RL: The 56 at Roseland property in Roseland is a perfect example. In 2017, MDC completed the reimagining of 56 at Roseland into one of New Jersey’s premier suburban office settings. With an investment of more than $40 million to redevelop, contemporize and retenant the property, MDC repositioned it into a multitenanted work environment that today is home to two leading law practices: Lowenstein Sandler and Connell Foley, along with other professional firms. Lowenstein Sandler and Connell Foley both played a major role in planning the interior design of their individual office space and ensuring the rest of the building would be developed in a complementary manner. Meanwhile, at 21 Roszel Road in West Windsor, MDC teamed with Hill Wallack LLP — another large law firm — to create its built-to-suit headquarters space. This firm also played a major role in planning and space design.

Q: Many employees no longer maintain a ‘9-to-5’ lifestyle. How is the modern legal workplace supporting this?

RL: A building’s amenity package should aim to provide everything a sophisticated professional requires without ever having to leave the building. For example, 56 at Roseland features a hospitality-driven café with on-site catering, as well as a 500-seat meeting area with skylights and double height ceilings. The property also includes an outdoor lounge area with a fire pit and garden, landscaped green wall, and walking paths and hiking trails. 56 at Roseland also has a 2,500-square-foot fitness center with showers and a full regimen of exercise and wellness classes; volleyball courts; a hair salon; and a car washing and detailing service.
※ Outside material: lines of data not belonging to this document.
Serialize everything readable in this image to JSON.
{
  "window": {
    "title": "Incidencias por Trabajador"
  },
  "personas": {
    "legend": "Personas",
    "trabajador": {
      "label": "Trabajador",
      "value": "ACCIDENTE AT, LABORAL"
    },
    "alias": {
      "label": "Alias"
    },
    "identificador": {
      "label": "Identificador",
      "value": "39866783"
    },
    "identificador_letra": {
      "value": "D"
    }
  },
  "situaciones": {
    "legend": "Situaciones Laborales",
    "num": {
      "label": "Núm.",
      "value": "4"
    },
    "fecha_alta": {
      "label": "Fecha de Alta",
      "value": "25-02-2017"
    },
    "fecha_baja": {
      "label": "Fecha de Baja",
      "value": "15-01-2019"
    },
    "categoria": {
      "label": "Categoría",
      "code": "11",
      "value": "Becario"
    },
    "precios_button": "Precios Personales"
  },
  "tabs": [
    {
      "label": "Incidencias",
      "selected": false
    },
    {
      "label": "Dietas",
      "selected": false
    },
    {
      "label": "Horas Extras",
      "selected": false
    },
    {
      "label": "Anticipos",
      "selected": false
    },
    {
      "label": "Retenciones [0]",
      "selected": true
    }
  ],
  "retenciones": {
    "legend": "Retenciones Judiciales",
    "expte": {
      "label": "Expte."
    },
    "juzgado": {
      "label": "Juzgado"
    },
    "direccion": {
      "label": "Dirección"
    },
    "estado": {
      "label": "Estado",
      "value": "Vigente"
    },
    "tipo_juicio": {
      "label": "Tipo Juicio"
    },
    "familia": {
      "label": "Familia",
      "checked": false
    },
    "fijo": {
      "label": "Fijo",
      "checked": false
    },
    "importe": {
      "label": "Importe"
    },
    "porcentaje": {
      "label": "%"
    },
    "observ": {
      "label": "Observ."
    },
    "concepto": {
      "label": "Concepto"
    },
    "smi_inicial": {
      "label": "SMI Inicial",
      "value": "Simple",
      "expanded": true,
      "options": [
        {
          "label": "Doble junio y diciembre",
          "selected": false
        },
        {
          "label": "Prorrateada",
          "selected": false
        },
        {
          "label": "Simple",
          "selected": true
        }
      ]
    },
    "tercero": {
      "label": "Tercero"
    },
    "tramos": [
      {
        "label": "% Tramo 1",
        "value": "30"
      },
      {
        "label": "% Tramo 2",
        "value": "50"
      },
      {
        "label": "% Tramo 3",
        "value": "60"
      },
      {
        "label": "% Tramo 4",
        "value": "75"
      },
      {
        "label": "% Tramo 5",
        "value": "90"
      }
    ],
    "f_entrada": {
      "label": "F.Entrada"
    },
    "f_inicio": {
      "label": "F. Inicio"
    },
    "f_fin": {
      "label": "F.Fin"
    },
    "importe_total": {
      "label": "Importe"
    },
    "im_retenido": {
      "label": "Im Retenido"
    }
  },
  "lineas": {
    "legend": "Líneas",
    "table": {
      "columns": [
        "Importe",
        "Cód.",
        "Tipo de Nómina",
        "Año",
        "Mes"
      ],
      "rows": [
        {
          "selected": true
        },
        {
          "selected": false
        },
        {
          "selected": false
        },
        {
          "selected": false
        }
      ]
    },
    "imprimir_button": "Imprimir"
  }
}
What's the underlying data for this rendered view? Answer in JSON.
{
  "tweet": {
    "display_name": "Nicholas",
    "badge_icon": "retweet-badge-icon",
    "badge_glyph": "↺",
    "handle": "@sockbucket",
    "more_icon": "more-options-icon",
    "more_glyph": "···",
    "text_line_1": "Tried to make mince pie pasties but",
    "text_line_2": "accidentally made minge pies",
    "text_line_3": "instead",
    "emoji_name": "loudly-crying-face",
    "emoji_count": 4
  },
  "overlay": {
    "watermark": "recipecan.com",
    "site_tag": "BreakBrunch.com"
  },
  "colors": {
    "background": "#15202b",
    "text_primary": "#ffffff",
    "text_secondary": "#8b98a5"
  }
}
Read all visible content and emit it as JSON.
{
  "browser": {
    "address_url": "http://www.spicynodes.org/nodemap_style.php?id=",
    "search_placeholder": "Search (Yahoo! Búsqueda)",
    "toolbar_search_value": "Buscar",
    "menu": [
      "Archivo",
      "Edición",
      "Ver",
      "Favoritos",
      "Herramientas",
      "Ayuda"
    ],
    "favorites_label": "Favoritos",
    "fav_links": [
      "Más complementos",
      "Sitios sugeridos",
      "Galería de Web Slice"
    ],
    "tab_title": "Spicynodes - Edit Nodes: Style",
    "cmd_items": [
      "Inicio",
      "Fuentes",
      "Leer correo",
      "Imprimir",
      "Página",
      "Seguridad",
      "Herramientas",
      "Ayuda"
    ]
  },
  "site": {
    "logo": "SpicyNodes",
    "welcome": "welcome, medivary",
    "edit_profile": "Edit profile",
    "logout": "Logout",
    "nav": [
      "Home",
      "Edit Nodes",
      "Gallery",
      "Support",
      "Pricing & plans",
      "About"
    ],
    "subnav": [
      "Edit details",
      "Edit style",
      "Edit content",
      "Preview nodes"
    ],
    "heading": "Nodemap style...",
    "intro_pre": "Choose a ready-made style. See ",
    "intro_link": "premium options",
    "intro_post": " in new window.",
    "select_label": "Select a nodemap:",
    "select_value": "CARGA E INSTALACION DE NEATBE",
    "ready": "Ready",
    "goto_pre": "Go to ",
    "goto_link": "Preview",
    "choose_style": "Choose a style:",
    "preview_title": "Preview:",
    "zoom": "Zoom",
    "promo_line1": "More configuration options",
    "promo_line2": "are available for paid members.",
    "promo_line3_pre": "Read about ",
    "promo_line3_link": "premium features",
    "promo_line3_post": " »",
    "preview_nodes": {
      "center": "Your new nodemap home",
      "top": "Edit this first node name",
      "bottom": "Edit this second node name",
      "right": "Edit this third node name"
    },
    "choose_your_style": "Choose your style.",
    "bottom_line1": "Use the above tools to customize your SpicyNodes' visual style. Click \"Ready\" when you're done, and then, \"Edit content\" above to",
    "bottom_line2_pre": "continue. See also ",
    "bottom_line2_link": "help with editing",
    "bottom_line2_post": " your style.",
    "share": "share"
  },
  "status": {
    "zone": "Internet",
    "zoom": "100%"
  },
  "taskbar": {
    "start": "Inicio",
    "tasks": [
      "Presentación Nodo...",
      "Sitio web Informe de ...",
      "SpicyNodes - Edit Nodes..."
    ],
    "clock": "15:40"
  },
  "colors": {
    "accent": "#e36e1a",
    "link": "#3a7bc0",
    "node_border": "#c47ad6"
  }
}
Q: Are there tangible benefits to firms that make prudent real estate decisions?

RL: Making smart real estate decisions most often yields the opportunity for law firms to not just improve their bottom line but also advance productivity, communication, branding, and employee retention and attraction. Overall, professional firms are doing more in less space; embracing modern layouts, technology and enhanced efficiency to create higher density and higher energy spaces.

L. Robert Lieb, chairman of MDC, is a managing member in all the company’s affiliated projects. The full-service real estate company is an active acquirer of a broad range of opportunistic and value-added real estate investments capable of generating attractive, risk-adjusted returns for both its principals and select partners.